|US4708093 *||Jun 19, 1986||Nov 24, 1987||L. & C. Steinmuller Gmbh||Apparatus for drying and superheating steam|
|US5044427 *||Aug 31, 1990||Sep 3, 1991||Phillips Petroleum Company||Heat exchanger|
|US6186221 *||Feb 12, 1998||Feb 13, 2001||Combustion Engineering, Inc.||Heat recovery assembly|
|US6869247||Nov 21, 2001||Mar 22, 2005||Nuovo Pignone Holding S.P.A.||Tube plate for tube bundles for chemical reactors and heat exchangers in general|
|US20130192810 *||Jan 17, 2013||Aug 1, 2013||Alstom Technology Ltd.||Tube and baffle arrangement in a once-through horizontal evaporator|

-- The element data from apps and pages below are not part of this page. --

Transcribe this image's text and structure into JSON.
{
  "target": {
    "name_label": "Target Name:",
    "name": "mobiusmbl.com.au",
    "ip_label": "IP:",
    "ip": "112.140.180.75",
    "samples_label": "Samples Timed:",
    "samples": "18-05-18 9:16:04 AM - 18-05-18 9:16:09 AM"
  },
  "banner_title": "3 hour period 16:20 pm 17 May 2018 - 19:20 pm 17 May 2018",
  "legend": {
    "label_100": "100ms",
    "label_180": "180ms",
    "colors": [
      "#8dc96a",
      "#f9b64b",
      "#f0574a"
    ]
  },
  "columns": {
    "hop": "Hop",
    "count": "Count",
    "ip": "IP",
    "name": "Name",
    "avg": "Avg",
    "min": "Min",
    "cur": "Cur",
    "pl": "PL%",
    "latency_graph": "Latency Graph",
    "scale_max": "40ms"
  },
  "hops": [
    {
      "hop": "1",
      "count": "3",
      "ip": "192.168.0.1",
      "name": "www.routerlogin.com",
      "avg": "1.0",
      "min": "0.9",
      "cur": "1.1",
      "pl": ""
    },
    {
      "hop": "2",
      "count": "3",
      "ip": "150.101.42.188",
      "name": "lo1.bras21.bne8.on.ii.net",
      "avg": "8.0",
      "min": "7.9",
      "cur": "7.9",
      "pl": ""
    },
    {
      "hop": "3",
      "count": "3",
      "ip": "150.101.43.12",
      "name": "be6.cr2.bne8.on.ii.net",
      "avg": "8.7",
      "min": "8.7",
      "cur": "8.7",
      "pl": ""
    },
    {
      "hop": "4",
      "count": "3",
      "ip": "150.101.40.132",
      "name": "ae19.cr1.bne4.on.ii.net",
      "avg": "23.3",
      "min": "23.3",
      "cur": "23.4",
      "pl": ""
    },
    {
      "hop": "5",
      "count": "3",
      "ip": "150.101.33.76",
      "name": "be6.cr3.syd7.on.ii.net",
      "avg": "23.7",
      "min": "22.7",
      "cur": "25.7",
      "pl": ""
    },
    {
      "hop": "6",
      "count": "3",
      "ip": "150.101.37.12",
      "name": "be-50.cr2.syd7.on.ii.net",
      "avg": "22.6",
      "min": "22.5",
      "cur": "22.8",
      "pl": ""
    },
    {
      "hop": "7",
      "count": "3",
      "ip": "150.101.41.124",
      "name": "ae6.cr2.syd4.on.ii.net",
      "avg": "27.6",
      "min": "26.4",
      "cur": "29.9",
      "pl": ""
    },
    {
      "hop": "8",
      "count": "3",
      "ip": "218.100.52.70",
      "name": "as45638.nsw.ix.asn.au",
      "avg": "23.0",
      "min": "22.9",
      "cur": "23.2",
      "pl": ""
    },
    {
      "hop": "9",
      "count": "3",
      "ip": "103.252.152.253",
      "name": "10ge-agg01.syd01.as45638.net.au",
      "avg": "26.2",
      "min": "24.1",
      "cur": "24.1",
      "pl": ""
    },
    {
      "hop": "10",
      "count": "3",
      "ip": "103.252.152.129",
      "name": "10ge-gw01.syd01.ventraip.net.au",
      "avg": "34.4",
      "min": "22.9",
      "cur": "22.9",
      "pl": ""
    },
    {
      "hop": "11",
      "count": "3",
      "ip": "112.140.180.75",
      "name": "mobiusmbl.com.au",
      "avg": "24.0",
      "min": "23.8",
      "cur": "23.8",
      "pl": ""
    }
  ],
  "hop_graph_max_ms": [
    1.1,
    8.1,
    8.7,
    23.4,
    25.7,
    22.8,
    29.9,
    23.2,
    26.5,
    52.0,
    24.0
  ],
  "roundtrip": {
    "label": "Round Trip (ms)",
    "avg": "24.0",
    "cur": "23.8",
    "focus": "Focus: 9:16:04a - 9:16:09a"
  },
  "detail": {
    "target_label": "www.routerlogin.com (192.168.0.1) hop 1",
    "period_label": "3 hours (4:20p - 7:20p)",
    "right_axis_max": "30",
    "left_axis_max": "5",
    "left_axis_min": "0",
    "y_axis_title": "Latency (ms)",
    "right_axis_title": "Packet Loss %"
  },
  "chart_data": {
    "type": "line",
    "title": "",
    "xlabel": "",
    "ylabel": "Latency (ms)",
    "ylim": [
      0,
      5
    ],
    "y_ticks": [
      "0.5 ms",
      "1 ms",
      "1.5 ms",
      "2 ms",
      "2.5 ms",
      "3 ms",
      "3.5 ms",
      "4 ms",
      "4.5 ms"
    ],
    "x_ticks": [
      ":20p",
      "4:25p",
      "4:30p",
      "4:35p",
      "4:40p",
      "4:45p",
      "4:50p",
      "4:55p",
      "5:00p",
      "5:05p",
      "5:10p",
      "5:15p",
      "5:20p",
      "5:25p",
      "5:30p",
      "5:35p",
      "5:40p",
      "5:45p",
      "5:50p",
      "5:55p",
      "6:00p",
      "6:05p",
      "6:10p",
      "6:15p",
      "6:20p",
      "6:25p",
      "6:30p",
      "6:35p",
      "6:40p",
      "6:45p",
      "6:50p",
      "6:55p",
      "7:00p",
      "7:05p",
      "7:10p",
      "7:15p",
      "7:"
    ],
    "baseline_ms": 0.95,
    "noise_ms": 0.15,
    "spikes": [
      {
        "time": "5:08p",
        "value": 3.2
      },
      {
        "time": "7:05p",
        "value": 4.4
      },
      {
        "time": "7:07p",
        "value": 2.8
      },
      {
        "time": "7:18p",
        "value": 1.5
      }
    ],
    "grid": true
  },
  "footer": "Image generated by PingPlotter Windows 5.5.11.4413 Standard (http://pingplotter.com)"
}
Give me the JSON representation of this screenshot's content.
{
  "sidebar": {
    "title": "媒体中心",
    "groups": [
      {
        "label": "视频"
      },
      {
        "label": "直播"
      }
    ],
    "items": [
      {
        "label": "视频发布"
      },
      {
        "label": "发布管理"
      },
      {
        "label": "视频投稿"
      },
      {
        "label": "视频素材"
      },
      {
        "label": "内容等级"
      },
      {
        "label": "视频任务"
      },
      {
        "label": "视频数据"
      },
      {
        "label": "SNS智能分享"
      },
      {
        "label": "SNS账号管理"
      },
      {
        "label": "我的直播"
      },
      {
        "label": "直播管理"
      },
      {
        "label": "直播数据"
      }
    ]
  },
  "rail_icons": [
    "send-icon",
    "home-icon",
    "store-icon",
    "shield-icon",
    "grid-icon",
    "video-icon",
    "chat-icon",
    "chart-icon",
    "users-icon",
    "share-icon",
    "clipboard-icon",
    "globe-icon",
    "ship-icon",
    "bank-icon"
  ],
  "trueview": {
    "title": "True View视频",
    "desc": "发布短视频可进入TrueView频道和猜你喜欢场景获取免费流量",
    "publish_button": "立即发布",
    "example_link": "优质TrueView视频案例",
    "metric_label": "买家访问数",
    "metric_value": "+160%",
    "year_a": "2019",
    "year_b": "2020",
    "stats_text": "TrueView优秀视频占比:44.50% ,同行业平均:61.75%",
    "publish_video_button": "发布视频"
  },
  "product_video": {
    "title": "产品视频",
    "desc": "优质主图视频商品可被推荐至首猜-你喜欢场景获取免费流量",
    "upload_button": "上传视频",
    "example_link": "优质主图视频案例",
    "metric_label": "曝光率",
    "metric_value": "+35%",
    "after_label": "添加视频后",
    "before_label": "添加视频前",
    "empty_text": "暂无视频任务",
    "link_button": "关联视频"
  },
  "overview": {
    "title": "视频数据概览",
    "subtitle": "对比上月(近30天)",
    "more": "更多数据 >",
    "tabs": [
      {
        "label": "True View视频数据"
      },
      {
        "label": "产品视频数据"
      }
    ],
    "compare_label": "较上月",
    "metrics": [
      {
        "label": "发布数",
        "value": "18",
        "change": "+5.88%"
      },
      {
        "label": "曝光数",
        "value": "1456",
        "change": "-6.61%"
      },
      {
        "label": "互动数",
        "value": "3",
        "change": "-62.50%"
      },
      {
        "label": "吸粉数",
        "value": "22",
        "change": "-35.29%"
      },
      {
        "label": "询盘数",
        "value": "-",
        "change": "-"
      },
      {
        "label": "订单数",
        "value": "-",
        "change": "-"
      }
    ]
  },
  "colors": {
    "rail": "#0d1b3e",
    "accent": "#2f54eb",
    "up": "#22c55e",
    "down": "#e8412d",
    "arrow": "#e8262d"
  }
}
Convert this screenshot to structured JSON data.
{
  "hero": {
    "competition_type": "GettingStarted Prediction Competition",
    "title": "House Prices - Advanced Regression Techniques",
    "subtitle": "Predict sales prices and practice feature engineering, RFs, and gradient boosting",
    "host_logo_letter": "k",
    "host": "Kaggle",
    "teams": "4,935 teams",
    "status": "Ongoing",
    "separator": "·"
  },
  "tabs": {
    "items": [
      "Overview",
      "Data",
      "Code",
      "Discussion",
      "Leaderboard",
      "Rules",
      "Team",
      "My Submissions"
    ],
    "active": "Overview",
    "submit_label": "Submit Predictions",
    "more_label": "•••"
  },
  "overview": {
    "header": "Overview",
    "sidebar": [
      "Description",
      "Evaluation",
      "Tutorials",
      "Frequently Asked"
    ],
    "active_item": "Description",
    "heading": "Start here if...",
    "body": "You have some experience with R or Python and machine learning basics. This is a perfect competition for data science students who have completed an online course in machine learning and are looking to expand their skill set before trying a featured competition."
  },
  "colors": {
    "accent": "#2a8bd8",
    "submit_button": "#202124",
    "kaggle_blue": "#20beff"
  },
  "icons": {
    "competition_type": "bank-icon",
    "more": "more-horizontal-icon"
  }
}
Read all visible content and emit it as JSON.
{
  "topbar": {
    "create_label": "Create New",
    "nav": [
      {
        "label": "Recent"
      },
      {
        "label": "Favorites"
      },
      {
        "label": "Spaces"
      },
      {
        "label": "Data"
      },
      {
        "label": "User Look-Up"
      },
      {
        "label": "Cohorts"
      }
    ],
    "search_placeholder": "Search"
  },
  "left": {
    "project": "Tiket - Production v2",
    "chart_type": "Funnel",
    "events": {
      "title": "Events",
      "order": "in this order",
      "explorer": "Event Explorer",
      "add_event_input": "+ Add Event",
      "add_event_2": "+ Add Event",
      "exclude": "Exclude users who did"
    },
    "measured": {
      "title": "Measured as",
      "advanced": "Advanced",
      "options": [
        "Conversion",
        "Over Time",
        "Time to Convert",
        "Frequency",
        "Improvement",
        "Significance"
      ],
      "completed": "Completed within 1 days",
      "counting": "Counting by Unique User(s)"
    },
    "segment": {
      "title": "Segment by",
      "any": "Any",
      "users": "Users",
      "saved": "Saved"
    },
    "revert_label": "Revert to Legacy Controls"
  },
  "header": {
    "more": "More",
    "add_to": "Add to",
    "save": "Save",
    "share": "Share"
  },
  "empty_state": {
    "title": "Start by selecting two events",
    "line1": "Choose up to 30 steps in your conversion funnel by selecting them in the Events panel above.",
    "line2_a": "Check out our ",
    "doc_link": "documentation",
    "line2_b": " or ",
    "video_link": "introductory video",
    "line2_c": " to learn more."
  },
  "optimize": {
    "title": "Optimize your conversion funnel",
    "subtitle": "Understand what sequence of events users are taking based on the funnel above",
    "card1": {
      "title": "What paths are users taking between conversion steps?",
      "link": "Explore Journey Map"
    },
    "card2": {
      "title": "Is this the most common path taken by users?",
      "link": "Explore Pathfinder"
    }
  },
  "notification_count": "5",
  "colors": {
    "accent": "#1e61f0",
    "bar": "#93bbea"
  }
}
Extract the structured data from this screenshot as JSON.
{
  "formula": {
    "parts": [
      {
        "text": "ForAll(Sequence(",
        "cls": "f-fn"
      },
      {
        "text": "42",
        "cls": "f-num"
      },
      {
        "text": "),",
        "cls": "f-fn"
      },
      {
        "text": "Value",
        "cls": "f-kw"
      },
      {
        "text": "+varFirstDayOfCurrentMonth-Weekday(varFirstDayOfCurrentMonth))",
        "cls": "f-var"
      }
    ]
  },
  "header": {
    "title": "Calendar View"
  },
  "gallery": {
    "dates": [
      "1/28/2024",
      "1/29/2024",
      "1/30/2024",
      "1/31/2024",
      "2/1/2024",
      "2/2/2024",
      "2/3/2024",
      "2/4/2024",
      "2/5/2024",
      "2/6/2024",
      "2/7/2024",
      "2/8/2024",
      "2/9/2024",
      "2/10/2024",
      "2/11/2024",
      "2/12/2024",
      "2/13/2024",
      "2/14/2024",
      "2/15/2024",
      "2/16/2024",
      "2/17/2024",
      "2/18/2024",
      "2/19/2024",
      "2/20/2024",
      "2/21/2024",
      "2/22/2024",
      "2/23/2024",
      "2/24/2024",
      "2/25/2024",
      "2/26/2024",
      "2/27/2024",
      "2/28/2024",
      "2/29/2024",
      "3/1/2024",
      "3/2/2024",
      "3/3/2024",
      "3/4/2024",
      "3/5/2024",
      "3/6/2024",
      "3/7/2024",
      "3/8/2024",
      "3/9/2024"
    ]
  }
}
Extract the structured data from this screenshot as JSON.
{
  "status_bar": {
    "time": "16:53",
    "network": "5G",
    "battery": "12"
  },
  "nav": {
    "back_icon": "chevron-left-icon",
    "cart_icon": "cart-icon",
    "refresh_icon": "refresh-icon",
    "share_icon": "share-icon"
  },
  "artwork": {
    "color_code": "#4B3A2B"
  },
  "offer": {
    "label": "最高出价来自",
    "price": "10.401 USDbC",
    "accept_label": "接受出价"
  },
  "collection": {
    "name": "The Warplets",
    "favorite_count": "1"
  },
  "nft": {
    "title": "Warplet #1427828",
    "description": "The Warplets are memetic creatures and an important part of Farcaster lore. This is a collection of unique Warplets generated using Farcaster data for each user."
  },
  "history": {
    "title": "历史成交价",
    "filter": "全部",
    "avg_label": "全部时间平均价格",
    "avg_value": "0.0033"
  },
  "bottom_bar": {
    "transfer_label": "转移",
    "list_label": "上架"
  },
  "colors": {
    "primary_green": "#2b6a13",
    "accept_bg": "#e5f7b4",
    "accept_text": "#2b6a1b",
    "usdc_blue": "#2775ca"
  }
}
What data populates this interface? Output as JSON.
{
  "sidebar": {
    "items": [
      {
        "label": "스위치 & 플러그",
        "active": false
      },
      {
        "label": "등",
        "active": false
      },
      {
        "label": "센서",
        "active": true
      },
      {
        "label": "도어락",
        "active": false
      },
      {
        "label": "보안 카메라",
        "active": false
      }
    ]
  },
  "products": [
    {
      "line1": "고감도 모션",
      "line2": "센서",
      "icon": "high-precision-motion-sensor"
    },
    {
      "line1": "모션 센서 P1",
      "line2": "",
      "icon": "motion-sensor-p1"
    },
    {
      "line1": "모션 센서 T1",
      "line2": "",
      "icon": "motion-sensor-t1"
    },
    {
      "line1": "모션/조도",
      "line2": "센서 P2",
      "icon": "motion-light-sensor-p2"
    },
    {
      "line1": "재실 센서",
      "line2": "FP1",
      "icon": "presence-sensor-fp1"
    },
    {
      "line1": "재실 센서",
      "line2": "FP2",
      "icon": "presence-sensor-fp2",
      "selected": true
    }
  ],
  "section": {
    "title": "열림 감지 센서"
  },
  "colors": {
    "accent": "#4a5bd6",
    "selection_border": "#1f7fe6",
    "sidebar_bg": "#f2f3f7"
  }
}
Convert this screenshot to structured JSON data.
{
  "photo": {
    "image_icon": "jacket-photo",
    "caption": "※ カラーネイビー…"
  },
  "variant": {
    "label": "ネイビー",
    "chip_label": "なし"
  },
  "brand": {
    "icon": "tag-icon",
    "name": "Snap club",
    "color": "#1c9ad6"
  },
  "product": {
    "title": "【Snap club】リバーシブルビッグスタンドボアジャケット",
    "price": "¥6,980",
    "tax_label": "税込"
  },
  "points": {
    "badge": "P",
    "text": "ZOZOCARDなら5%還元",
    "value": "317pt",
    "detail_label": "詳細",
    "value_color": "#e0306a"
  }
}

|US20130206366 *||Jul 22, 2011||Aug 15, 2013||Zhenhai Petrochemical Jianan Engineering Co.,Ltd||Cooler for Feed Gas Of Low-Temperature Methanol Washing|
|DE4206657A1 *||Mar 3, 1992||Sep 9, 1993||Siemens Ag||Anordnung eines dampferzeugers in einer tragkonstruktion|
|U.S. Classification||122/510, 165/162, 165/77, 122/512, 165/67|
|International Classification||F22B37/20, F28F9/013, F22B1/18, F28D7/08, F28D7/16|
|Cooperative Classification||F28D7/1623, F28D7/08, F28F9/013, F28F2265/26, F28D7/085|
|European Classification||F28D7/08B2, F28F9/013, F28D7/08, F28D7/16D2|